Yikes. My parish GAVE us complete Catechisms (and Bibles) when we started RCIA.

I would definitely probe that priest further on it, and if he doesn't provide a satisfactory reason, consider mentioning it to the Bishop's office. That is really disturbing.

Sister Mary Martha said...

Here's what I think happened with the Catechism: it was really meant for the Bishops with a more 'people friendly' (but what they really mean is simplistic) version to follow for the great unwashed like myself. Has anyone heard how things were going with version II? It was supposed to be out by now.

Debbie said...

Sister, are you referring to the Compendium of the Catechism of the Catholic Church? It was published in October 2005. Here's the link at amazon. It is in Q&A format containing condensed answers from the CCC.

God bless,


Sister Mary Martha said...

Thank you Debbie.
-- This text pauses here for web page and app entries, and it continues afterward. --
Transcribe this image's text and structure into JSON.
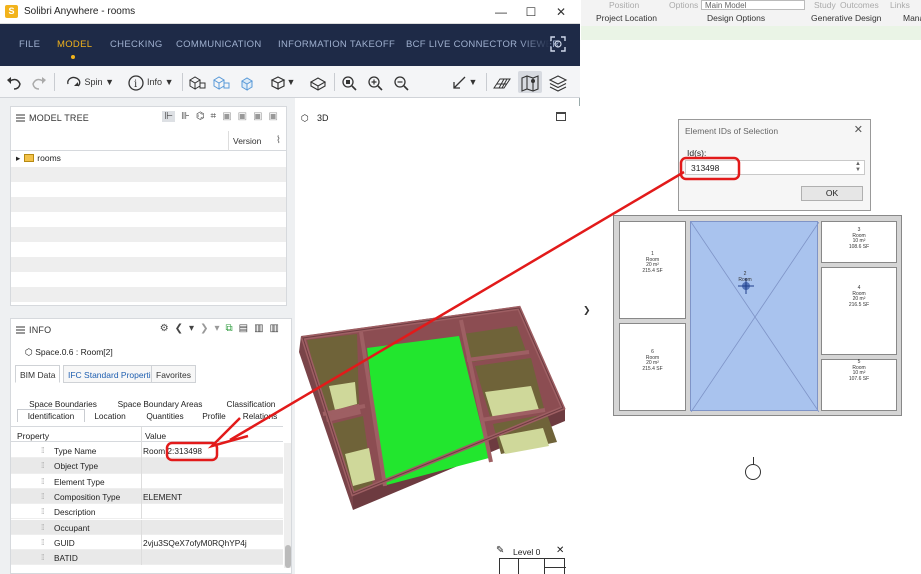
{
  "window": {
    "title": "Solibri Anywhere - rooms",
    "app_letter": "S",
    "min": "—",
    "max": "☐",
    "close": "✕"
  },
  "menu": {
    "items": [
      "FILE",
      "MODEL",
      "CHECKING",
      "COMMUNICATION",
      "INFORMATION TAKEOFF",
      "BCF LIVE CONNECTOR VIEWER"
    ],
    "active": "MODEL"
  },
  "toolbar": {
    "spin_label": "Spin",
    "info_label": "Info"
  },
  "model_tree": {
    "title": "MODEL TREE",
    "col_version": "Version",
    "root_item": "rooms"
  },
  "info": {
    "title": "INFO",
    "selection": "Space.0.6 : Room[2]",
    "tabs": [
      "BIM Data",
      "IFC Standard Properties",
      "Favorites"
    ],
    "subtabs_row1": [
      "Space Boundaries",
      "Space Boundary Areas",
      "Classification"
    ],
    "subtabs_row2": [
      "Identification",
      "Location",
      "Quantities",
      "Profile",
      "Relations"
    ],
    "col_property": "Property",
    "col_value": "Value",
    "rows": [
      {
        "key": "Type Name",
        "value": "Room 2:313498"
      },
      {
        "key": "Object Type",
        "value": ""
      },
      {
        "key": "Element Type",
        "value": ""
      },
      {
        "key": "Composition Type",
        "value": "ELEMENT"
      },
      {
        "key": "Description",
        "value": ""
      },
      {
        "key": "Occupant",
        "value": ""
      },
      {
        "key": "GUID",
        "value": "2vju3SQeX7ofyM0RQhYP4j"
      },
      {
        "key": "BATID",
        "value": ""
      }
    ]
  },
  "view3d": {
    "title": "3D",
    "level": "Level 0"
  },
  "revit": {
    "position_label": "Position",
    "options_label": "Options",
    "main_model": "Main Model",
    "study_label": "Study",
    "outcomes_label": "Outcomes",
    "links_label": "Links",
    "project_location": "Project Location",
    "design_options": "Design Options",
    "generative_design": "Generative Design",
    "manage_cut": "Mana"
  },
  "dialog": {
    "title": "Element IDs of Selection",
    "label": "Id(s):",
    "value": "313498",
    "ok": "OK"
  },
  "plan": {
    "rooms": [
      {
        "num": "1",
        "name": "Room",
        "area1": "20 m²",
        "area2": "215.4 SF"
      },
      {
        "num": "2",
        "name": "Room",
        "area1": "",
        "area2": ""
      },
      {
        "num": "3",
        "name": "Room",
        "area1": "10 m²",
        "area2": "108.6 SF"
      },
      {
        "num": "4",
        "name": "Room",
        "area1": "20 m²",
        "area2": "216.5 SF"
      },
      {
        "num": "5",
        "name": "Room",
        "area1": "10 m²",
        "area2": "107.6 SF"
      },
      {
        "num": "6",
        "name": "Room",
        "area1": "20 m²",
        "area2": "215.4 SF"
      }
    ]
  },
  "colors": {
    "menu_bg": "#1e2a47",
    "menu_active": "#f2b31b",
    "selected_room_3d": "#22e62e",
    "walls_3d": "#9e5f63",
    "annotation": "#e21a1a",
    "selected_room_plan": "#a9c3ee"
  }
}
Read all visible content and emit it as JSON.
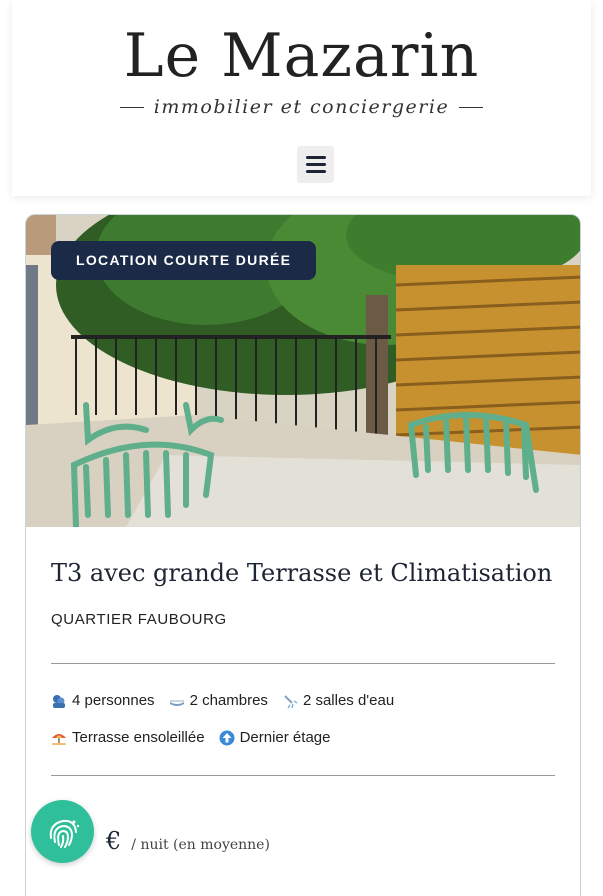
{
  "header": {
    "logo_title": "Le Mazarin",
    "logo_subtitle": "immobilier et conciergerie",
    "menu_icon": "hamburger-menu-icon"
  },
  "listing": {
    "badge": "LOCATION COURTE DURÉE",
    "title": "T3 avec grande Terrasse et Climatisation",
    "district": "QUARTIER FAUBOURG",
    "features_row1": [
      {
        "icon": "people-icon",
        "label": "4 personnes"
      },
      {
        "icon": "bed-icon",
        "label": "2 chambres"
      },
      {
        "icon": "shower-icon",
        "label": "2 salles d'eau"
      }
    ],
    "features_row2": [
      {
        "icon": "beach-umbrella-icon",
        "label": "Terrasse ensoleillée"
      },
      {
        "icon": "up-arrow-icon",
        "label": "Dernier étage"
      }
    ],
    "price_currency": "€",
    "price_note": "/ nuit (en moyenne)"
  },
  "colors": {
    "navy": "#1b2a46",
    "chat_button": "#2fbf9a",
    "card_border": "#c9d3dc"
  },
  "chat_button_icon": "fingerprint-chat-icon"
}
Isn't it something that I've never encountered that in all these years, either in a bookstore...and I live at the Catholic bookstore...or online. Sometimes I think I live in an alternate universe. Maybe when they see me coming they hide all their copies because the figure that I have the secret clergy version and I'm not allowed to the have Compendium. As the bell rings over the door they have sent teenage Shirley the shop girl out the back with a box of Compendiums to wait in the alley until I'm gone.

eastmoormom said...

ok, i'm leaping back a bit to your post on the burial of St. Joseph for the selling of a house. we have a showing tomorrow at 5pmest. anyone willing to pray for us at that time i sure would appreciate it. we are getting 'almost' desperate.

Etrangère said...

off the farm and anon- the church does call couples to be generous with their family size and to seek God's will in determining it, and to limit it for serious reasons. So we "discern" rather than "choose" our family size...

But at any rate...going insane sounds rather serious :)

There's a good article in the jan/feb CCL magazine about reasons to limit your family...continued from an earlier issue, I think.

CMinor said...

Sister, I don't know what bee your priest had in his tonsure--At the parish we were in in the mid-90's the very conservative priest arranged for each family to be issued a paperback catechism. Our current parish also has them available for use--editions from the latest back through the 70's-- and gives them out to some classes. (It is much larger and giving out copies to every household would be prohibitive.)

The Compendium, as I understand it, is a new (published last year, I believe) simplified format for the laity, but I haven't found the '94 Ratziger edited-version, which is the one we have, difficult to follow.

It's been a recurring theme in these comboxes that many Catholics (and non-Catholics)are fuzzy about what the Church teaches--the Catechism clarifies matters so much it's a very useful tool for an educated laity--which we need more than ever.

kms said...

Our Catholic bookstores carry catechisms as well as the Companion to the Catechism. This is an excellent book that gives more information about all the footnotes in the Catechism.

I find myself referring to both books quite often. Should be on every Catholic's bookshelf.